by Robert J. Collins

The interesting thing about the three-ring circus whenever it came to town was that its had, well, three rings. (“Hey, look at that, Tommy. The trapeze guy just fell to his death. Cool.”)

Tommy missed it. He had been counting the clowns emerg­ing from the little car. And my other brother had been sharply focused on the bowel movements of elephants. (“Big ka-ka,” Jim reported, holding out his arms and describing a circle way over his head. “And ka-ka smokes,” he added. “That’s steam, you nit­wit,” corrected Tom and I gently.)

We all had fun anyway. Each of us had zeroed in on whatever interested us amongst all the col­or, noise and motion. The event was bigger in our senses than it probably was in reality, but isn’t that the point of a three-ring cir­cus? (The ka-ka was examined up close as we left. We told Jim that the obvious presence of straw in the end product was the result of elephants’ fondness for Shredded Wheat. Jim never ate the stuff again. Still doesn’t—worried no doubt about steaming straw in his own personal ka-ka.)

Observing Japan is not unlike going to a three-ring circus.

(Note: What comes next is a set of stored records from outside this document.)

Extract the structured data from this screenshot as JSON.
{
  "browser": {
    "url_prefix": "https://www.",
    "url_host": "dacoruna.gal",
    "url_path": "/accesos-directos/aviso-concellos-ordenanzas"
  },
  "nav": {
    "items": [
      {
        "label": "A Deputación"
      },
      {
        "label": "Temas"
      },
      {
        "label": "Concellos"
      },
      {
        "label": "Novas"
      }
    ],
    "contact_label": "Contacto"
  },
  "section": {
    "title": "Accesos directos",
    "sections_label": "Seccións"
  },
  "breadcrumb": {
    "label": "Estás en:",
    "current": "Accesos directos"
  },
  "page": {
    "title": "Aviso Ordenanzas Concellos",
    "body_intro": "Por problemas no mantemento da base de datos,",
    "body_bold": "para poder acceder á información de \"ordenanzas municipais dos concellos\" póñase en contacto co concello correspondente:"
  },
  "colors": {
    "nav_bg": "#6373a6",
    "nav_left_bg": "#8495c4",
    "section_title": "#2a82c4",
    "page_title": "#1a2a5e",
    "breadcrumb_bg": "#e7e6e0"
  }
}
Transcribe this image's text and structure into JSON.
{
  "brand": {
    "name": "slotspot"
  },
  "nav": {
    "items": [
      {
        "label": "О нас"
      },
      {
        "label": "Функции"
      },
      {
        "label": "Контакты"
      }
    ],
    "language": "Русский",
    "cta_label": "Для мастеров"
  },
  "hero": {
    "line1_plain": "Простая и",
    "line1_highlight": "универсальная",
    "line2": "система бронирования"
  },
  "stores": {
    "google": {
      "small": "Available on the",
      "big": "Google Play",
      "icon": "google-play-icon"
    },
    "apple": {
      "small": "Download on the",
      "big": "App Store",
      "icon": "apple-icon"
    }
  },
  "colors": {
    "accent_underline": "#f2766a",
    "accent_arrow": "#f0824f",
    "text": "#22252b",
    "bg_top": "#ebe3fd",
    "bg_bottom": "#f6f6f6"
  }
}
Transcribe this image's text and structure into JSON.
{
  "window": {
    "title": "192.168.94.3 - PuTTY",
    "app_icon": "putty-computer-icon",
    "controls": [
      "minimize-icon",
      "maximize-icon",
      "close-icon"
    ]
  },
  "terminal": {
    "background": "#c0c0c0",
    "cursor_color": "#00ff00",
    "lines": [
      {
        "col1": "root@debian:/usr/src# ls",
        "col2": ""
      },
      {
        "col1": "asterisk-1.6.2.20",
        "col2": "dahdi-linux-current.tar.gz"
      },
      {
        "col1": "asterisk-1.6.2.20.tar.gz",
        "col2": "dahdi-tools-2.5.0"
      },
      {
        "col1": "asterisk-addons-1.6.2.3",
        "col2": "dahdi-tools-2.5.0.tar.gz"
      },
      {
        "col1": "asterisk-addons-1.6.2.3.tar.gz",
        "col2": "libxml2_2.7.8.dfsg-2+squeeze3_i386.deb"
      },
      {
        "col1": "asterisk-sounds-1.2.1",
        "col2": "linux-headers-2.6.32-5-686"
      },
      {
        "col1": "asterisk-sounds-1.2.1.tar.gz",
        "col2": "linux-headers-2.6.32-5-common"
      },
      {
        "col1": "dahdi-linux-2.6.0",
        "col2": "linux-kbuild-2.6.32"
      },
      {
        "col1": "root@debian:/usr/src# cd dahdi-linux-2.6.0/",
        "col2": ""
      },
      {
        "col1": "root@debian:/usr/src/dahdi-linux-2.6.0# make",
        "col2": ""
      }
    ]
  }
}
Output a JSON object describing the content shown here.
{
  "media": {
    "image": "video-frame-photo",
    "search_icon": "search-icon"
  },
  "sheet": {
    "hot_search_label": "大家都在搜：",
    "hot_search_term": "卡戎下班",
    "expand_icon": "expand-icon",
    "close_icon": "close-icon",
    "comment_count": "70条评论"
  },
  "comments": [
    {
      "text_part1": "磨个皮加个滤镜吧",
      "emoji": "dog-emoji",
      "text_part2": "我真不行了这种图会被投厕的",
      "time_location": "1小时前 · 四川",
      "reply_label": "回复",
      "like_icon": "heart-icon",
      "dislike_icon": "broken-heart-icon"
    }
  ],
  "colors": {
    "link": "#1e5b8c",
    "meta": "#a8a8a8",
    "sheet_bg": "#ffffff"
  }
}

There certainly is color, noise and motion. And the sense of what’s going on is probably bigger than the reality, but the question is: What is the reality?

Having been a businessman here for many years, my interests are up there on the high wires where the big companies and banks swing back and forth. Dur­ing the good years they could do nothing wrong.

“Watch this, Watanabe-san. I’m going to do a triple back-flip with my eyes closed. You’re my banker. Catch me.”

“I’ll catch you, Suzuki-san, with my hands in my pockets.”

And catch him he did. All the flips and spins worked out—the right people were in the right place with the right piles of capi­tal. It was all magical, and people wrote books about Japan, Inc., and how marvelous the business practices must be.

But then the triple back-flips didn’t always work, or if they worked, the catcher wasn’t quite in the right place.

“Sooorrrrrry, Suzuki-san.” (Thump.)

That ring of the circus has now become the Domain of Thumps—where the big guys go spinning off into space without a prayer of being caught. Not only that, the government can’t even provide the traditional safety net. There’s still a crowd around the ladder to the trapeze area, but many are climbing down.

What is the government doing? They’re the clowns getting out of cars and going off to meetings. My brother Tom would get a kick out of them. Hundreds of politicians squeezing along corri­dors past the rabid press into rooms with atrocious wall-paper and upholster)’. There they fight among themselves, set time-bombs for scandalous revela­tions, realign political factions, pick great amounts of nit, switch their clown masks around to confuse everyone and go out and climb into cars. (I really hope they appoint someone to hang around until the end to sweep the spotlight under the canvas. It was always so poignant. The Prime Minister perhaps?)

Now then, the end-product of all these meetings? Remember, there’s a lot of thumping going on in the next ring. Japan has big problems in the economic arena. And those problems will not go away with just new high-wires or fresh resin. There must be fundamental and structural changes.

Well, here’s where my broth­er Jim’s interests lie. “Big ka-ka,” he said that day, holding out his arms, etc. “And ka-ka smokes.” I feel bad about correcting him and saying it was steam, not smoke. Because whichever it is, the essence is the same. And that was all he was observing then, and it would be all he’d see today looking at possible solutions offered by our elected officials.

Yeah, Japan is a three-ring circus. And the people here don’t even eat Shredded Wheat for breakfast.